The fourth graders in Madolyn Accola’s class at the Voice Charter School on Thursday sat on a rug, slowly chanting sounds that made the room sound more like a monastery than a music classroom.
“Ta-tuuu, ta-tuuu, ta-tu-te-ta,” the students said in unison. “Ta-tu-te-ta-tuuu, taa taa.”
The sounds, known as rhythm syllables, are a part of everyday life for Voice students, who begin learning them in kindergarten and continue daily music classes through middle school. Reciting the syllables is a cornerstone of a Hungarian method, called Kodaly, that trains students to be able to perform music on sight.
The technique is also one way the school works to boost its young students’ language acquisition, especially among the English language learners who make up 18 percent of Voice’s student population, compared to 14 percent citywide. That’s what brought Chancellor Carmen Fariña to the Long Island City charter school for a 90-minute visit on Thursday morning.
“To me, it’s not just about the singing,” Fariña said. “It’s how the singing is used.”
Though the de Blasio administration has had a contentious relationship with the city charter school sector, Fariña has made regular visits to some of the city’s 197 charter schools. Voice represents the type of charter school that Fariña and Mayor Bill de Blasio have especially warmed to: usually small, unaffiliated with a large charter management organization like Success Academy or KIPP, sometimes unionized, and often operating in private space. The schools also tend to be on good terms with local elected officials and community leaders.

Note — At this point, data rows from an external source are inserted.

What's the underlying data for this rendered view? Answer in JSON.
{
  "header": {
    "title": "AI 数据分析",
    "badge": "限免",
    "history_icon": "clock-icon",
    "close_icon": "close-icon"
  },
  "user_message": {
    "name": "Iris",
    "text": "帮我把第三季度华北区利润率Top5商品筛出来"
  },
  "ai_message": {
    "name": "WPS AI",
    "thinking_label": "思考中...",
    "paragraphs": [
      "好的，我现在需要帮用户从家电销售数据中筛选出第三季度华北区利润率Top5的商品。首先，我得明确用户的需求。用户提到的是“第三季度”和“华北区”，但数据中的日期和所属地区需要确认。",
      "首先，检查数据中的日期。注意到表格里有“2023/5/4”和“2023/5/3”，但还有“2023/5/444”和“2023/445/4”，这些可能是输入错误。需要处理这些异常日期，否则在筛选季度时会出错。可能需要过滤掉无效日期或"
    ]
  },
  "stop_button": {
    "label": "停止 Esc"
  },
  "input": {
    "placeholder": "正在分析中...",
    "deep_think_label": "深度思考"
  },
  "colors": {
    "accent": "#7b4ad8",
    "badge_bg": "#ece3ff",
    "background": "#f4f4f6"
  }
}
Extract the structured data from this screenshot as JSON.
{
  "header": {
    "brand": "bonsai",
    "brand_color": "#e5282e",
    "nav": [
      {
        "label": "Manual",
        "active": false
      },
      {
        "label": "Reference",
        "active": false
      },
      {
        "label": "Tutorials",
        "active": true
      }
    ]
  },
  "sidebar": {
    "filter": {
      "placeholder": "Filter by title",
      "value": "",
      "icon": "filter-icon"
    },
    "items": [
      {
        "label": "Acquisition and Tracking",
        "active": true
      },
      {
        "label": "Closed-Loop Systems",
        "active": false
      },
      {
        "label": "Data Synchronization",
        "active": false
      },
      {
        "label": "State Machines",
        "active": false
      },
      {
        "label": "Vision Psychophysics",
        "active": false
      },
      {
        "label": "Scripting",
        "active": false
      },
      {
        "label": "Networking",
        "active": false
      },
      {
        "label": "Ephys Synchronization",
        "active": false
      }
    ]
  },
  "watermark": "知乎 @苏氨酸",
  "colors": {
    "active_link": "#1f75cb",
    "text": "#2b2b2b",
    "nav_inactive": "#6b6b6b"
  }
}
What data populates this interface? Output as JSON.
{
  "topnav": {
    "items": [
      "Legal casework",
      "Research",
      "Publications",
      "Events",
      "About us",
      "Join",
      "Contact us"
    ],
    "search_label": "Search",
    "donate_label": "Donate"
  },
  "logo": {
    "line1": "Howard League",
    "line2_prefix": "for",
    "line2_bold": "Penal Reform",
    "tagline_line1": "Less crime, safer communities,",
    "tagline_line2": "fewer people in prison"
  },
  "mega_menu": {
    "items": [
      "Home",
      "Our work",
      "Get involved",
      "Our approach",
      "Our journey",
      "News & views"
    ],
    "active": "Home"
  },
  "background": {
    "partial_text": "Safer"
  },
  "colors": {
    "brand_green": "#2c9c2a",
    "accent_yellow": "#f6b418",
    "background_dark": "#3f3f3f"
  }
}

“They’re embedded into the community,” State Assemblywoman Catherine Nolan said of Voice during the visit, noting the school’s relationship with a service organization across the street serving incarcerated women and children.
The school is also performing well academically. Seventy percent of Voice’s students were proficient on last year’s math exams and 39 percent were proficient on the English exams, scores that ranked it among the city’s top-performing charter schools. Among more than 60 schools unaffiliated with a charter school network, Voice ranked second in math.
Fariña has said her school visits also serve as search missions for innovations that could be shared with other schools. After seeing six classrooms during her visit to Voice, she said the school’s approach to music instruction was a potential model for district schools.
“In some of our schools, we have music for two grades or after school,” Fariña said. “This is very much incorporated in the whole school day.”
But Headley, who was part of the city’s inaugural Teaching Fellows class in 2000, noted that he left the Department of Education after eight years as a teacher and assistant principal because the school he wanted to open wouldn’t have been possible as a district school.
“There wasn’t a way in the New York City district school schedule where it was possible to have music every day,” Headley said. The charter model then proved useful in other ways, he said, such as giving teachers more preparation time each day.
Still, Fariña believed that schools could learn from Voice, whose early grades are co-located in a school building with P.S. 111, and said she’d like the school to join her Learning Partners program. Officials have said that recommendations from a Fariña-headed working group tasked with coming up with recommendations for de Blasio to improve school space-sharing will be released soon.
“I think it’s really, really important that schools like this thrive and do well,” Fariña said after the visit.